I worked in the search engine industry for a little over 10 years. From 1999 until 2009.
Around 2003/2004 my feeling was that the web search market was no longer as open for new players as it used to be. In short: to build a competitive web search engine you would need to be extremely well funded. The amount of data you needed to index, the sheer amount of processing you would have to do, and the time-frames you would have to do that processing in, required huge capital expenditures as well as considerable amounts of cash to cover running costs.
In addition, although web search was becoming an area with more usable scientific papers being published (a luxury we did not have in 1999), you still needed that technological X-factor that defines successful web-scale companies. The X-factor you will never find anywhere but in companies that have to invent their own infrastructure to even have a slight hope of being able to do what they do at a reasonable cost.
Although I was working for Yahoo! at the time (and then later Google) I saw this high barrier to the search market as a huge problem. You really do not want to find yourself in a market where you either have no competitors or just one competitor.
On one hand, monopoly or near-monopoly, removes the sense of urgency and incentive to push hard for improvement. Given that the web is still exploding in size and complexity, the problem of web search is only getting harder. We need continual improvement just to remain where we are.
On the other hand, you get all these hassles with governments poking their fingers where they don't belong. You are no longer free to do as you please and it has very direct consequences that are noticable all the way down to the lowliest engineer.
It saddens me if Yahoo! are throwing in the towel for good. Yahoo! has a lot of raw talent and it is somewhat puzzling that they have not been able to deliver on web search after so many years of trying. I hope that this represents a more temporary deal and that Yahoo! will spend their time working on their re-entry into the business of building a web search engine.
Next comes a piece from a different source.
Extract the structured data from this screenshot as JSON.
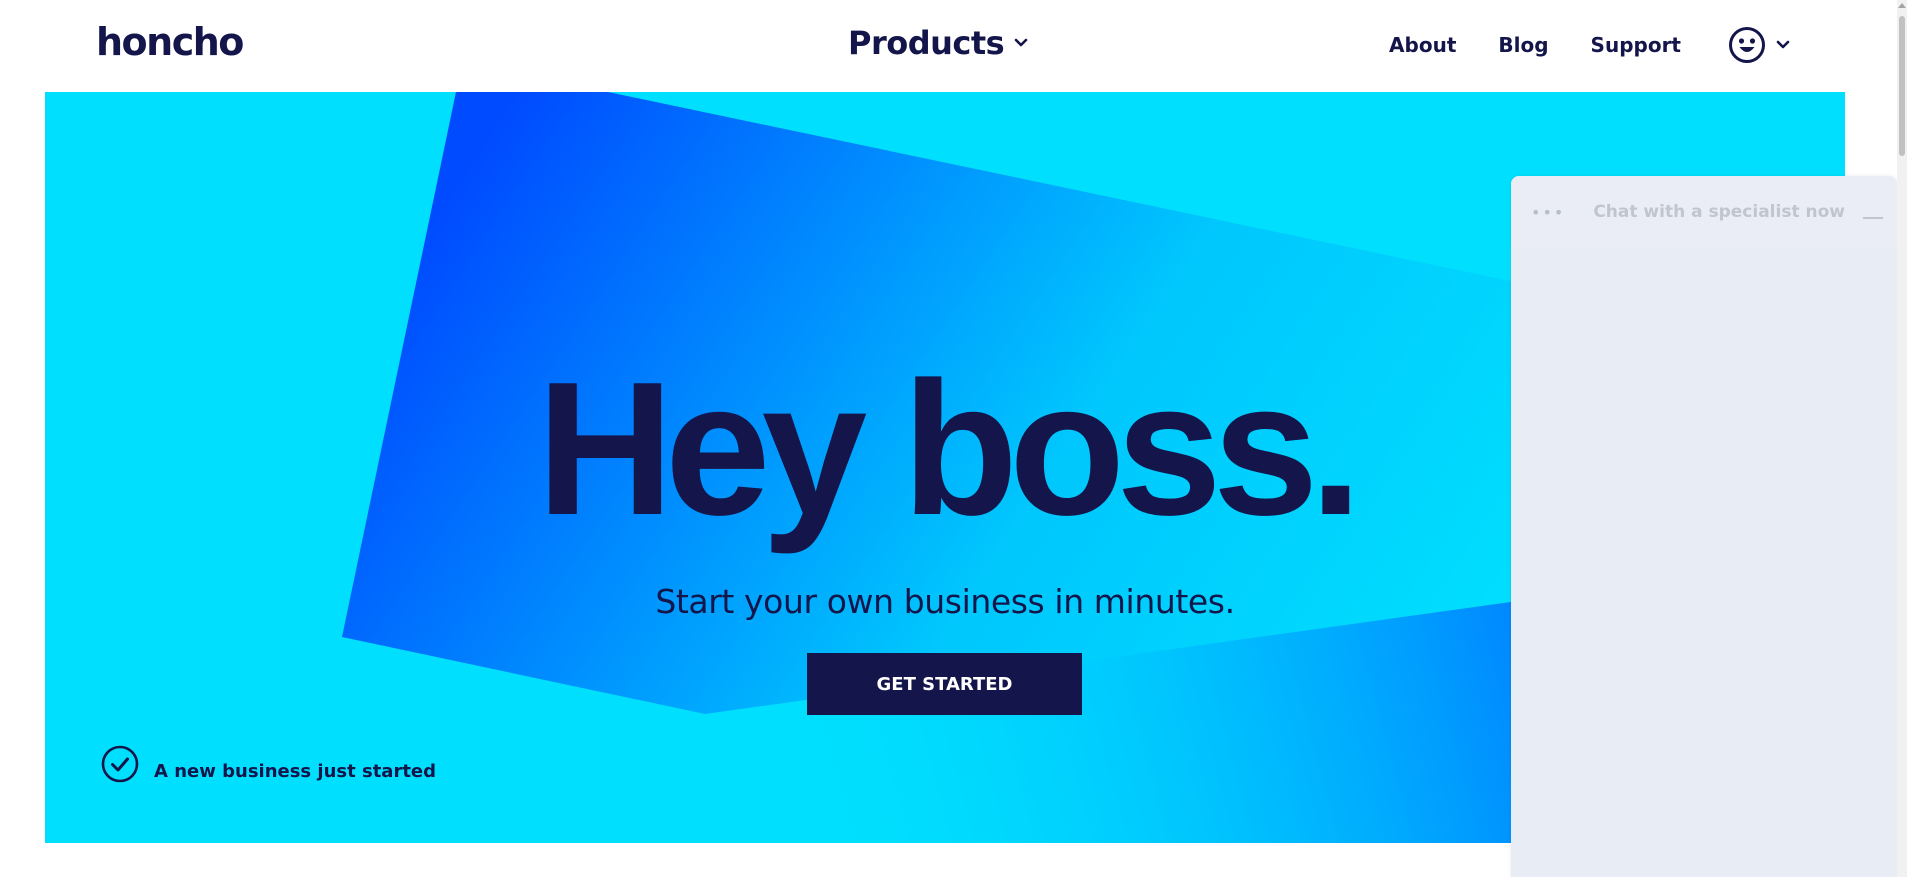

It would be dreadful to have only two web search engines. For everyone.